There are three teams currently, just about, lurking within range of Seattle.
D.C. United is second in the table, and matching the Sounders point for point in the last four games. Toronto FC just won its first match in its last four attempts, but has so many games in hand that is could pull within five of Seattle if it manages to win them all.
And LA Galaxy won - just - against RSL, to stretch its unbeaten streak to seven matches. Like Toronto, the Galaxy could be merely five points adrift of the Sounders if it wins its games in hand.
So the Sounders haven't broken loose quite as definitively as the table might suggest. They are, however, solid and deserved favorites for the Shield as the season moves into its second half.
5. Set the target for the Shield at 62 points
The Sounders are setting the pace, so the Sounders get to dictate what counts as an achievable total to win the Shield.
After 18 games, Seattle has 38 points. Mathematically, no other team in the league can reach that many points after that many games. Clearly, for any team other than Seattle to win the Shield, the Sounders must hit a losing streak at the same time as a challenger emerges with a sustained winning streak.
Might happen; might not.
The Sounders probably will slow down: 2.11 points per game would be an unprecedented pace for a team to sustain over a 34 game season. Since 2011, when MLS moved to a 34 game schedule, the highest ppg average for any team over a full season was LA Galaxy's 67-point (1.97 ppg) effort in that very first year of the longer schedule.
Right now, with almost half the season left, a lot can happen.
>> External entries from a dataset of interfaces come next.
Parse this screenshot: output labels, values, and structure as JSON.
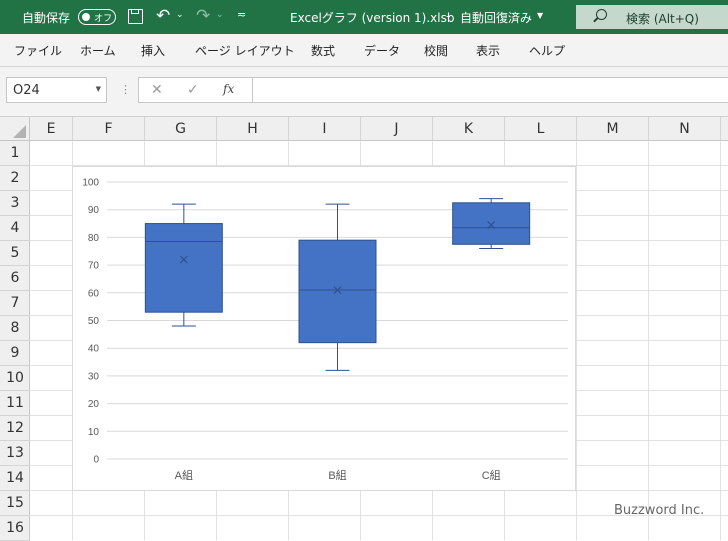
{
  "titlebar": {
    "autosave_label": "自動保存",
    "autosave_state": "オフ",
    "filename": "Excelグラフ (version 1).xlsb",
    "separator": "-",
    "save_status": "自動回復済み",
    "search_label": "検索 (Alt+Q)"
  },
  "ribbon": {
    "tabs": [
      "ファイル",
      "ホーム",
      "挿入",
      "ページ レイアウト",
      "数式",
      "データ",
      "校閲",
      "表示",
      "ヘルプ"
    ]
  },
  "formula_bar": {
    "cell_ref": "O24",
    "fx": "fx",
    "cancel_icon": "x-icon",
    "enter_icon": "check-icon",
    "value": ""
  },
  "columns": [
    "E",
    "F",
    "G",
    "H",
    "I",
    "J",
    "K",
    "L",
    "M",
    "N"
  ],
  "rows": [
    "1",
    "2",
    "3",
    "4",
    "5",
    "6",
    "7",
    "8",
    "9",
    "10",
    "11",
    "12",
    "13",
    "14",
    "15",
    "16"
  ],
  "chart_data": {
    "type": "box",
    "categories": [
      "A組",
      "B組",
      "C組"
    ],
    "series": [
      {
        "min": 48,
        "q1": 53,
        "median": 78.5,
        "q3": 85,
        "max": 92,
        "mean": 72
      },
      {
        "min": 32,
        "q1": 42,
        "median": 61,
        "q3": 79,
        "max": 92,
        "mean": 61
      },
      {
        "min": 76,
        "q1": 77.5,
        "median": 83.5,
        "q3": 92.5,
        "max": 94,
        "mean": 84.5
      }
    ],
    "ylim": [
      0,
      100
    ],
    "yticks": [
      "0",
      "10",
      "20",
      "30",
      "40",
      "50",
      "60",
      "70",
      "80",
      "90",
      "100"
    ],
    "grid": true,
    "legend": "none",
    "box_color": "#4472c4",
    "box_edge": "#2f528f"
  },
  "watermark": "Buzzword Inc."
}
Still, one can look at Seattle's points total and see where the team would get too if it cooled off a little in the second half of its year. If the Sounders average 1.5 points over their remaining 16 games (i.e. win one, lose one - effectively, the average every MLS team aims for at the start of the year, given the persistent home advantage most sides expect to enjoy in this league), they'll pick up another 24 points - for a total of 62 points.
So that's the line in the sand for the Shield right now: 62 points.
The Sounders current pace would see them end the season with more like 72 points. But every team runs into issues with injuries, inspired opponents, or simply a bit of bad luck with the referees.
And 62 looks like plenty to win the Shield at the moment. The two teams with the most games left in the season - LA and Toronto - would need to average 2 points a game to get there. D.C. would need 1.94 ppg. It's an imposing target for every team in the league, except Seattle.